### [DATA UNDER STUDY]
▶
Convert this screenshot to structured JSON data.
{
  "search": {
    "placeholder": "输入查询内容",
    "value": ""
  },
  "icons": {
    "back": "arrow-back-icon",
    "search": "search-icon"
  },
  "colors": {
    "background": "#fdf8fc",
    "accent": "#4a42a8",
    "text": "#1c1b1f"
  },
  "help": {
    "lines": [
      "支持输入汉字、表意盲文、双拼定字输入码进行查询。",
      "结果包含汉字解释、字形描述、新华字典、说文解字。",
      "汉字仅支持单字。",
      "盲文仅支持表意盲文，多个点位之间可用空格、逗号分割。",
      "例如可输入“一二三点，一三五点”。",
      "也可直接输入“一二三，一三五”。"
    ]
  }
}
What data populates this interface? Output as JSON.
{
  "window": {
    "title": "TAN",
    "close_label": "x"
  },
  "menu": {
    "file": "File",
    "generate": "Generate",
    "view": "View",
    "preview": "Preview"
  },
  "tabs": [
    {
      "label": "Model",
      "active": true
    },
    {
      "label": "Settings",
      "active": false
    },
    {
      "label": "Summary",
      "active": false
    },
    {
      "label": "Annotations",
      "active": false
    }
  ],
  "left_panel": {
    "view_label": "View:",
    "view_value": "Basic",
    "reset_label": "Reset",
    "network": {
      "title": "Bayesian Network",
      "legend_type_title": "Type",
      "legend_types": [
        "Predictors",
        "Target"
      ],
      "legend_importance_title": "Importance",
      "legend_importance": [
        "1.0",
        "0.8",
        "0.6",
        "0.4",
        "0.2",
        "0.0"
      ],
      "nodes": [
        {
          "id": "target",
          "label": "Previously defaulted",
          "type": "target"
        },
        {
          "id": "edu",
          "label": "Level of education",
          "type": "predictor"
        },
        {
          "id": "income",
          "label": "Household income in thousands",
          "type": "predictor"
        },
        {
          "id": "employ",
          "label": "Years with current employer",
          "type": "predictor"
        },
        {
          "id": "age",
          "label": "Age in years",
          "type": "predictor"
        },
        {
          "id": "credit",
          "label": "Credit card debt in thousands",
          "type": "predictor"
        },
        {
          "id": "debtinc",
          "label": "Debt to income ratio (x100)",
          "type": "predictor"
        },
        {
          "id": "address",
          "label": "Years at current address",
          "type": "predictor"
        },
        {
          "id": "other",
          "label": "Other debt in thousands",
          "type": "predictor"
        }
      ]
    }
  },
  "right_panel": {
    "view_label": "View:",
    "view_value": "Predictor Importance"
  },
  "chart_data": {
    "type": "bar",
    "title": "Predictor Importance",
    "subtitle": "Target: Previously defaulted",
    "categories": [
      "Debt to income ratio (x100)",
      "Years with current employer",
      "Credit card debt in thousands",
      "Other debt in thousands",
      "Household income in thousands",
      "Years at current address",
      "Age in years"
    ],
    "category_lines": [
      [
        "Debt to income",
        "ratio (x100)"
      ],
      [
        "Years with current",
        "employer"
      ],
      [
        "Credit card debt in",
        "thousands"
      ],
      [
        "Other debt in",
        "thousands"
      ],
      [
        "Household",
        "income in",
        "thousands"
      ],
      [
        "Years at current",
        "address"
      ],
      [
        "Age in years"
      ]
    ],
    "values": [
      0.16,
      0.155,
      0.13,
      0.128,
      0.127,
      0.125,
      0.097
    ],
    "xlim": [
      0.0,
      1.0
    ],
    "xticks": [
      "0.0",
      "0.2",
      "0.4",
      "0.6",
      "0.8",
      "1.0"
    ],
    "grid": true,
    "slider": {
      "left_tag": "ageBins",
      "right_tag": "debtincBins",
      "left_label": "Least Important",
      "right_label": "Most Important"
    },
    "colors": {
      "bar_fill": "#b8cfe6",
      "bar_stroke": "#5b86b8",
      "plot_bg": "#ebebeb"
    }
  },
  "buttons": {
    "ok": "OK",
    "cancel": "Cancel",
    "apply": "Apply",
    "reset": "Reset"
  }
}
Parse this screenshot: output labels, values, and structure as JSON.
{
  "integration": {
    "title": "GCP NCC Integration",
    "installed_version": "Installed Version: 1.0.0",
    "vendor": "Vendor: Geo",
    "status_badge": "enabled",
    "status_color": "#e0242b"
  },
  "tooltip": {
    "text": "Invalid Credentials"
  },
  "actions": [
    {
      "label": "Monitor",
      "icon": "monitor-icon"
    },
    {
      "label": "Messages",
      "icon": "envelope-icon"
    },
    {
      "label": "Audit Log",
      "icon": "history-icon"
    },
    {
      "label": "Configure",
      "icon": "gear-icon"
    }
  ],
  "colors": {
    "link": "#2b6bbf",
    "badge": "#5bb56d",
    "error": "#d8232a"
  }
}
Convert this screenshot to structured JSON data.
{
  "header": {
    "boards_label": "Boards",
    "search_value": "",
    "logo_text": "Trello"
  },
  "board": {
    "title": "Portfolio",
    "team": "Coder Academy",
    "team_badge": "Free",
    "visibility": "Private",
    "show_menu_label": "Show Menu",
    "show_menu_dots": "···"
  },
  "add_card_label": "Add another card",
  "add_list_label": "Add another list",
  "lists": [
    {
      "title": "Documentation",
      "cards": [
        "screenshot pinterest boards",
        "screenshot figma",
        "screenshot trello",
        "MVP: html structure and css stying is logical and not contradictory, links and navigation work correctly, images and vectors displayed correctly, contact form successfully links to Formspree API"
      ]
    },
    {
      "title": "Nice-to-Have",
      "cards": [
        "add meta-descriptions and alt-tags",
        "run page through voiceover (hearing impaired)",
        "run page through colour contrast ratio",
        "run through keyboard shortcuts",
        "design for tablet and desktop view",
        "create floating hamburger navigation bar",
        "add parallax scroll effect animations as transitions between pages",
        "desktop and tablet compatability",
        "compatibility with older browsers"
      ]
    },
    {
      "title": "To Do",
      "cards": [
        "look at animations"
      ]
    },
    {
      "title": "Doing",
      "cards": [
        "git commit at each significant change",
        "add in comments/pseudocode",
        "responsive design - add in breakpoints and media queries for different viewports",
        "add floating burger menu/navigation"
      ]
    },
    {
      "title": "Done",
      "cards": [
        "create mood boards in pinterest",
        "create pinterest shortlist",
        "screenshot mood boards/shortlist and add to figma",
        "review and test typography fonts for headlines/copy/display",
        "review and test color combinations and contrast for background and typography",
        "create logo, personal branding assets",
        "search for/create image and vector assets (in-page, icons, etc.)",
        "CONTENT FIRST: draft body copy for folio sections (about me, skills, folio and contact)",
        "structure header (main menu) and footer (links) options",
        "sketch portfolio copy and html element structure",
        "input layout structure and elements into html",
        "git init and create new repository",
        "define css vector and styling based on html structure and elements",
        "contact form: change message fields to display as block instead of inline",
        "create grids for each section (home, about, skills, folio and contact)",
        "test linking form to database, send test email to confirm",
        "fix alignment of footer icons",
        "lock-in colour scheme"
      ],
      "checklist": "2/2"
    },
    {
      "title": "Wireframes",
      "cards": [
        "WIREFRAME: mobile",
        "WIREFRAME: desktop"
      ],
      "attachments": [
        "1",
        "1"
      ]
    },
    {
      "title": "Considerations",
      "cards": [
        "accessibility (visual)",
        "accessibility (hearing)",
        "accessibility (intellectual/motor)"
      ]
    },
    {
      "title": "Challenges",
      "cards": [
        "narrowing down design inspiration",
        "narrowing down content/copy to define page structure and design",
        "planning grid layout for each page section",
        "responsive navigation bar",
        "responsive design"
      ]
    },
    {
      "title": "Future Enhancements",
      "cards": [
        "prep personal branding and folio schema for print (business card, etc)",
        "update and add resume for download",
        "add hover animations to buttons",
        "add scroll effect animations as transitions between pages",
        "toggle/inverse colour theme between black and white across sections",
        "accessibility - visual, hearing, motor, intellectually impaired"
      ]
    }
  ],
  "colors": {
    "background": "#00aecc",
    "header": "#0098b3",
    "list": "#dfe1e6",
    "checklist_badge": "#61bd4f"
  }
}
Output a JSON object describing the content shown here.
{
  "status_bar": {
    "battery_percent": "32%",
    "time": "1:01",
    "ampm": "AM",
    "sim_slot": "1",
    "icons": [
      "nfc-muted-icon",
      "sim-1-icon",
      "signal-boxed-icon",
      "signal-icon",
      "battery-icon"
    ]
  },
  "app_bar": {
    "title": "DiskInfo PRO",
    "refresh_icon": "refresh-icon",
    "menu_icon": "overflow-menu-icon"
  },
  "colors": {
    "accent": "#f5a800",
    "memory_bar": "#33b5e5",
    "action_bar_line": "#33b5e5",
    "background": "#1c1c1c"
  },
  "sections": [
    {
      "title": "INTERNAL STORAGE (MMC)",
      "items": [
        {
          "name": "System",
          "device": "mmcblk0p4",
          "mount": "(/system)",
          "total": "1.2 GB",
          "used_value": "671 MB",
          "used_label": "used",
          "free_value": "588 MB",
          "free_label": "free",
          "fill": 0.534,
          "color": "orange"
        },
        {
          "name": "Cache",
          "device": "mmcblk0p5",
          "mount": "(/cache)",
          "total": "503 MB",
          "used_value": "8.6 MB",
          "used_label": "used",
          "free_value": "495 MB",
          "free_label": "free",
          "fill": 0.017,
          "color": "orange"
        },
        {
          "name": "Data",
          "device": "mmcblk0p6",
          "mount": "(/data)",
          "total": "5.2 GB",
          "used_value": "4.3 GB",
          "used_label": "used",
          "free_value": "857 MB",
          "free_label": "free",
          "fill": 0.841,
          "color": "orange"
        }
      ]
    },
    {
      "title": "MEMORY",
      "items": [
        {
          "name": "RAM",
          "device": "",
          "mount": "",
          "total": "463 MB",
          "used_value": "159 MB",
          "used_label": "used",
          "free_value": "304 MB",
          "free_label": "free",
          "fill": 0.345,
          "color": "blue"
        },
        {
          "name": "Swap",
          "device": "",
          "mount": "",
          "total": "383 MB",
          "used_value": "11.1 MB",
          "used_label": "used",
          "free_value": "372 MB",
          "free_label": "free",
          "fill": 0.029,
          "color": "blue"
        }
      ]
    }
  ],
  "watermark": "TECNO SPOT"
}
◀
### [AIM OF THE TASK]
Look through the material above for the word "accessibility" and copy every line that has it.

### [ANSWER]
        "accessibility (visual)",
        "accessibility (hearing)",
        "accessibility (intellectual/motor)"
        "accessibility - visual, hearing, motor, intellectually impaired"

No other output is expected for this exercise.